Records from a data collection

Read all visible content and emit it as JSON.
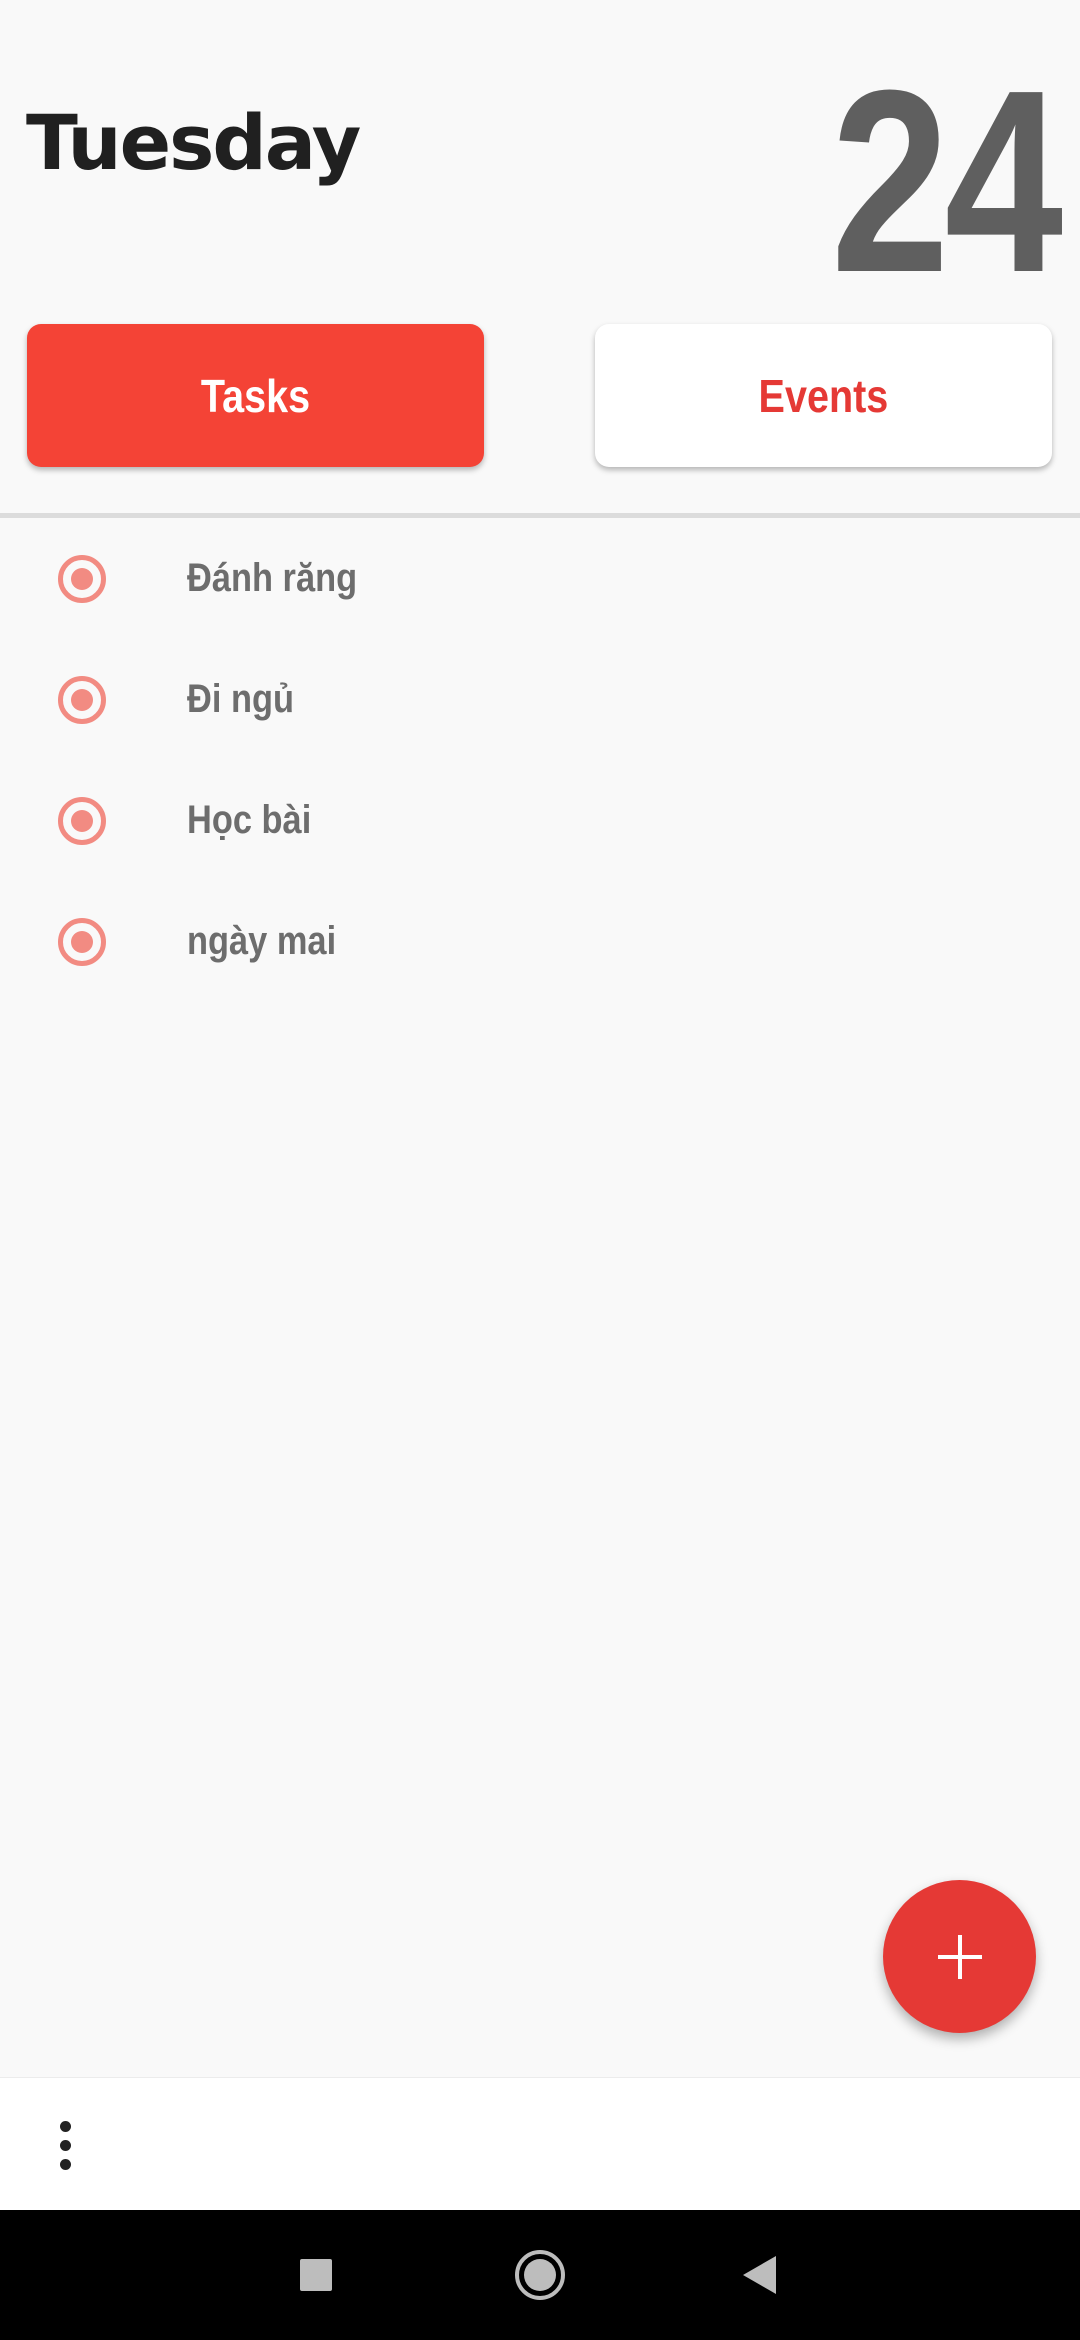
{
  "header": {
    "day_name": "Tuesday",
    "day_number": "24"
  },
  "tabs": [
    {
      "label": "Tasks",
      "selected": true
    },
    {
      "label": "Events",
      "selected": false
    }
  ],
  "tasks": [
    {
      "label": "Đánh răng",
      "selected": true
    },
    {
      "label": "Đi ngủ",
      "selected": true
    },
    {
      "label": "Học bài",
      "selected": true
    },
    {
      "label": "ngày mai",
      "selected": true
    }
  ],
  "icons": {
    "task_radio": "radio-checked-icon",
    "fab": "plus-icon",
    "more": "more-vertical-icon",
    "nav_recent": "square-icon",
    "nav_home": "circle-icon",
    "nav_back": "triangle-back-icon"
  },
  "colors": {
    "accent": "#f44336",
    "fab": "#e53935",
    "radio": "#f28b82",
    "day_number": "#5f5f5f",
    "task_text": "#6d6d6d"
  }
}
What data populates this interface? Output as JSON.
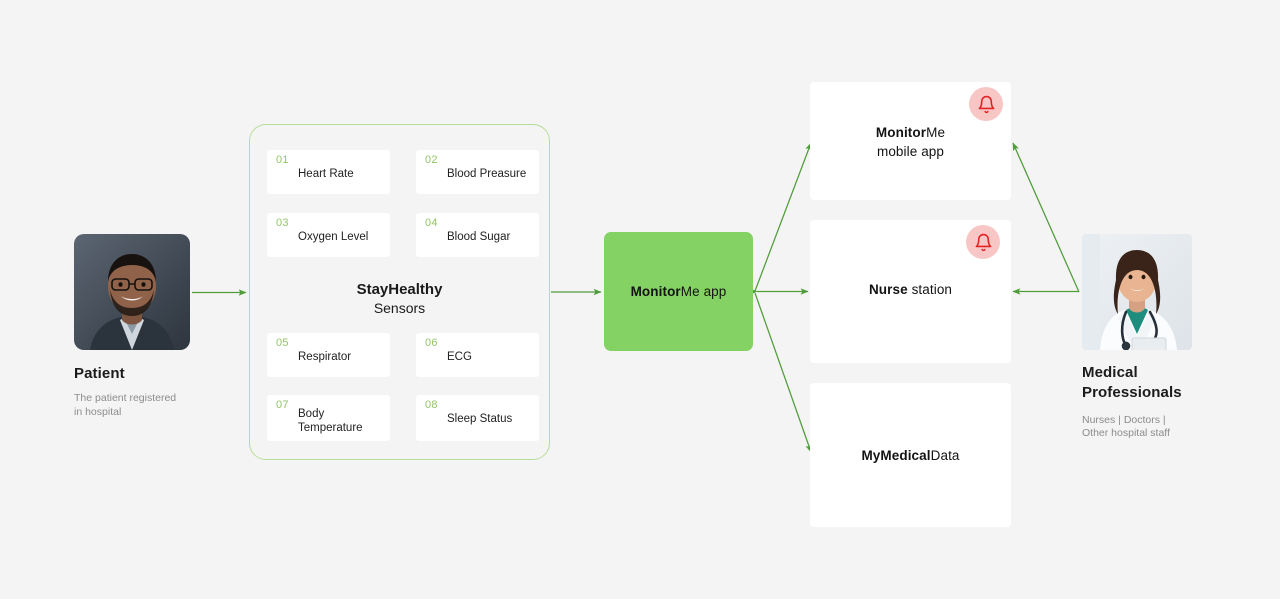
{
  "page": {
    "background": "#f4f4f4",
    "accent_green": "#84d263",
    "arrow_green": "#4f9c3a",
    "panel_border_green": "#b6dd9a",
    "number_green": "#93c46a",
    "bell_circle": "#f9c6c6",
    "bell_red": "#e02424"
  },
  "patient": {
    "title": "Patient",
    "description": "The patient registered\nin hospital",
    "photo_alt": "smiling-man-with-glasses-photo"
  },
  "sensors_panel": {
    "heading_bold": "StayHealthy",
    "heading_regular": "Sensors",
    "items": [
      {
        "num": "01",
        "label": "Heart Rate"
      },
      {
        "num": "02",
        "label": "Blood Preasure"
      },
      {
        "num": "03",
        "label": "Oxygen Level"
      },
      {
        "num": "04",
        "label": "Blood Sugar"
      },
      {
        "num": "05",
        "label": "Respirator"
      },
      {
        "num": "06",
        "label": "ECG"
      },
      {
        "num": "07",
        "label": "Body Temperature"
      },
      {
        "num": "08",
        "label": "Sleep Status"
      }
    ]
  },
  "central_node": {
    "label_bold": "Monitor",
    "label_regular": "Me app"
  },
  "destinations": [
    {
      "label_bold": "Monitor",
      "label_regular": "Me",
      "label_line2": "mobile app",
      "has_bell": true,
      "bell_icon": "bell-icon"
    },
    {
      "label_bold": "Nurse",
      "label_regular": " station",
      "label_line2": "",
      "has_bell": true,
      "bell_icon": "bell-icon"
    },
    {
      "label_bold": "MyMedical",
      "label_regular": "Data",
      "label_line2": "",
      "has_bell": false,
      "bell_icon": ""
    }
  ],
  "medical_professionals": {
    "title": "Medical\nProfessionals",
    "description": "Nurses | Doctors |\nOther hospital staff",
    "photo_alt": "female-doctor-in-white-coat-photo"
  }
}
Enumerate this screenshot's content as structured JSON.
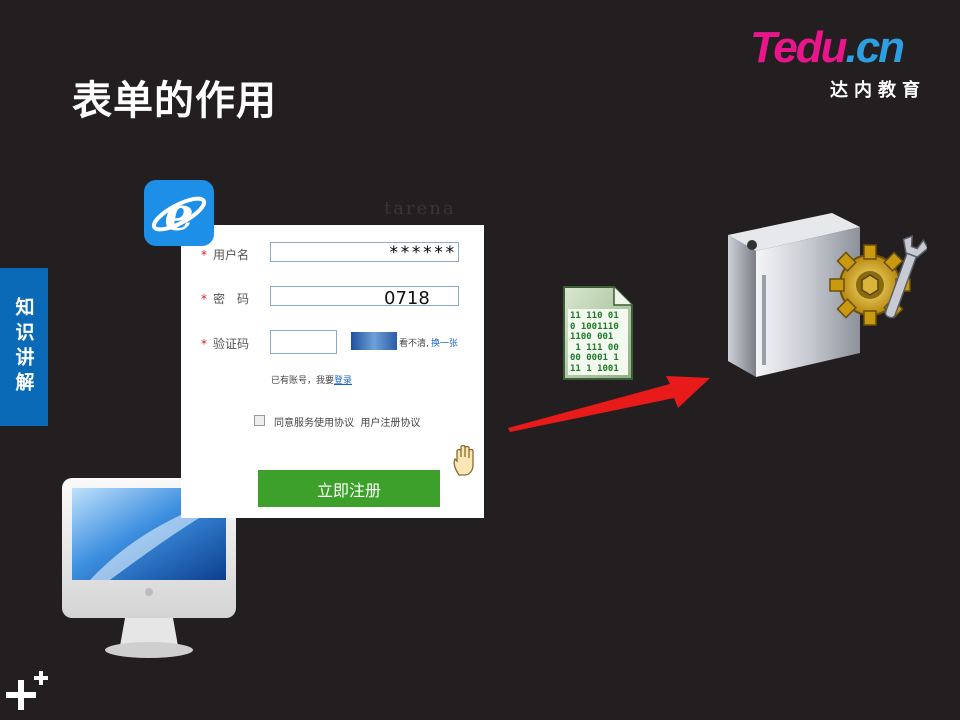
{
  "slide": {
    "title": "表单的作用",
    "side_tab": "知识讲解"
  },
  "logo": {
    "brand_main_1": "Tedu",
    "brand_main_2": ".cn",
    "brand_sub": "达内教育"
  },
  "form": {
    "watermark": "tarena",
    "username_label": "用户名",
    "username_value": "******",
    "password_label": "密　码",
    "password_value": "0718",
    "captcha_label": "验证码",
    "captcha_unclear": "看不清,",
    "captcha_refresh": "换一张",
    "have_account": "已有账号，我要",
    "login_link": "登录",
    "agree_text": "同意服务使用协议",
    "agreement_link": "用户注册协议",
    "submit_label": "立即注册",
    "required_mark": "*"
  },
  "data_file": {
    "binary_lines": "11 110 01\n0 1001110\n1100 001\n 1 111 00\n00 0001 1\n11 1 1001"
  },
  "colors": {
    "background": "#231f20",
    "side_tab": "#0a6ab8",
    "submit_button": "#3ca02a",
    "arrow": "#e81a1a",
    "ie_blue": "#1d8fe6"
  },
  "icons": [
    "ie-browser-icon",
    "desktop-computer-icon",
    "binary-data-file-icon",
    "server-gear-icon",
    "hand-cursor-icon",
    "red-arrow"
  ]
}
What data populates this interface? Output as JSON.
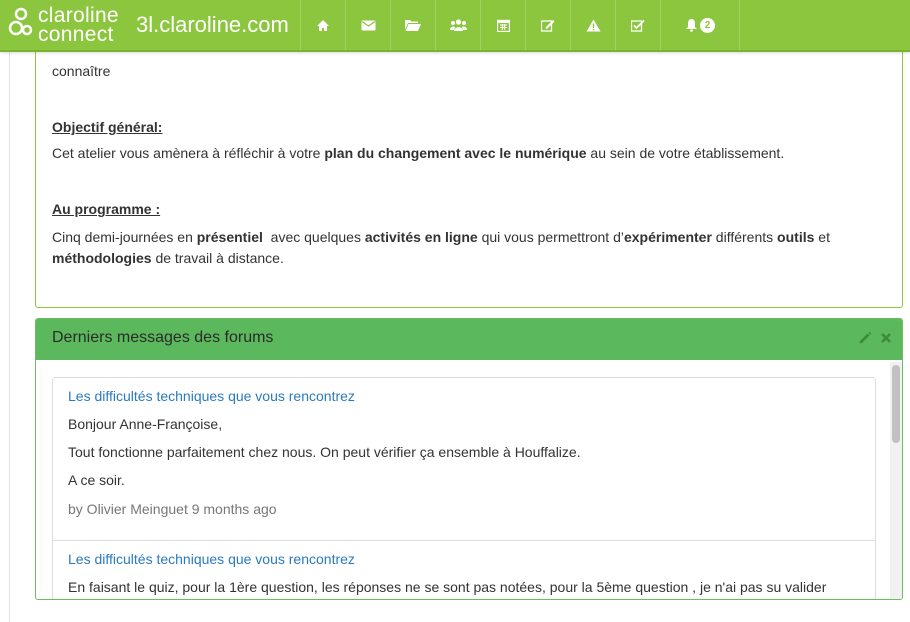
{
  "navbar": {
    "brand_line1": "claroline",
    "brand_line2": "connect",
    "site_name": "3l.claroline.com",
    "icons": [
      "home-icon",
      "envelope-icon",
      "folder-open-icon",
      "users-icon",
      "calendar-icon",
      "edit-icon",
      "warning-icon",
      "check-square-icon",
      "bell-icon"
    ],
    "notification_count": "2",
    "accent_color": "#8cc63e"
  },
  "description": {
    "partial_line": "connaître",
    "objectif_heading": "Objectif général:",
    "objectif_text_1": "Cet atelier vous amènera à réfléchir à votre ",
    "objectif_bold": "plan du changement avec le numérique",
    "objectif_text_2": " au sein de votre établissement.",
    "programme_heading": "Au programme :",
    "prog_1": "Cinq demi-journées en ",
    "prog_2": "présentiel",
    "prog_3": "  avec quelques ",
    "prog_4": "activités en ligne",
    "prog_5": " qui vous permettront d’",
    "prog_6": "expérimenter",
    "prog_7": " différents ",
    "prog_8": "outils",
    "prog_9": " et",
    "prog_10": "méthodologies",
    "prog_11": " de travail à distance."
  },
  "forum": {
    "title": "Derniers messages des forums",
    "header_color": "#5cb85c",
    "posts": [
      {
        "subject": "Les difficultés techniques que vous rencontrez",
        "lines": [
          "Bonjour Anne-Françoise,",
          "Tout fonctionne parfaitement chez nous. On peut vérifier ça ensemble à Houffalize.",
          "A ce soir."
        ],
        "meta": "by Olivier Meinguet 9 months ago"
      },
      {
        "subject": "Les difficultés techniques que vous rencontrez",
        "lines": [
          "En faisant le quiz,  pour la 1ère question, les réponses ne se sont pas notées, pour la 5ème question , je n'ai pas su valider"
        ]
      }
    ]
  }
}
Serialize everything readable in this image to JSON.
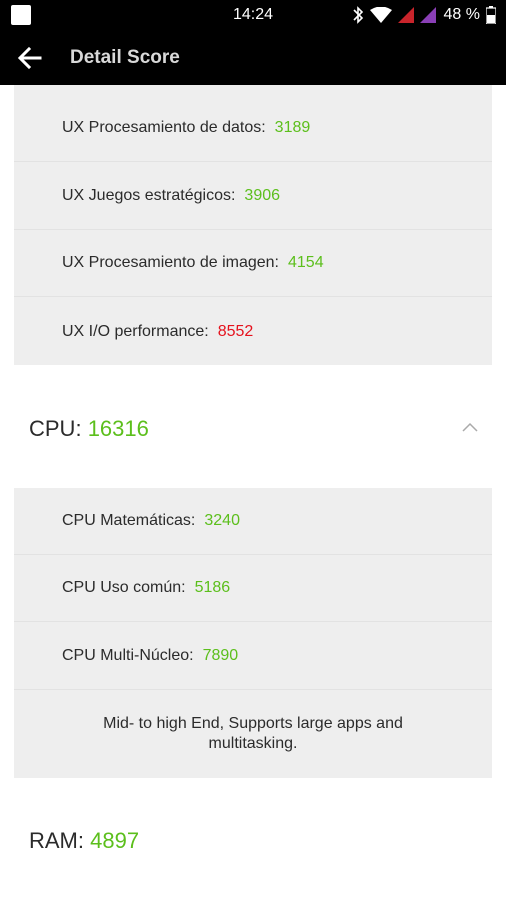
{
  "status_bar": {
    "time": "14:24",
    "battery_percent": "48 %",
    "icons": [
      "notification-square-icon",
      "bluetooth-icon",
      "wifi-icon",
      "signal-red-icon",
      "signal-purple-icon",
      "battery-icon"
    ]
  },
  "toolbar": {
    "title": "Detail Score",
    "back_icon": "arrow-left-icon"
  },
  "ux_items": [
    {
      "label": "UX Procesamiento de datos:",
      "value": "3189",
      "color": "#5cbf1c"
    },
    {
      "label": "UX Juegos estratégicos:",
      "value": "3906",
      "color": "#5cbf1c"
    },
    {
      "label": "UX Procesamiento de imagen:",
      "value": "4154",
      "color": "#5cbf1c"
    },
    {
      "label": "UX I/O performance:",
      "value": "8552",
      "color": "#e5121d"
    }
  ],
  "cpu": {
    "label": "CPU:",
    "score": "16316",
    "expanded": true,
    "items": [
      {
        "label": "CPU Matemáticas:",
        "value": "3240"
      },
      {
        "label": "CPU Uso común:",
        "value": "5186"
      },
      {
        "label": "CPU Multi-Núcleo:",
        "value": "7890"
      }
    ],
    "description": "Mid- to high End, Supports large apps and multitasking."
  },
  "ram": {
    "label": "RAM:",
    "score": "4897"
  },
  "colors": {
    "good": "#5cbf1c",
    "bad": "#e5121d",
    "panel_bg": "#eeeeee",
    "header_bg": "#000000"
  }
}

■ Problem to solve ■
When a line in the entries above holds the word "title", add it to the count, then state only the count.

■ Solution for this exercise ■
5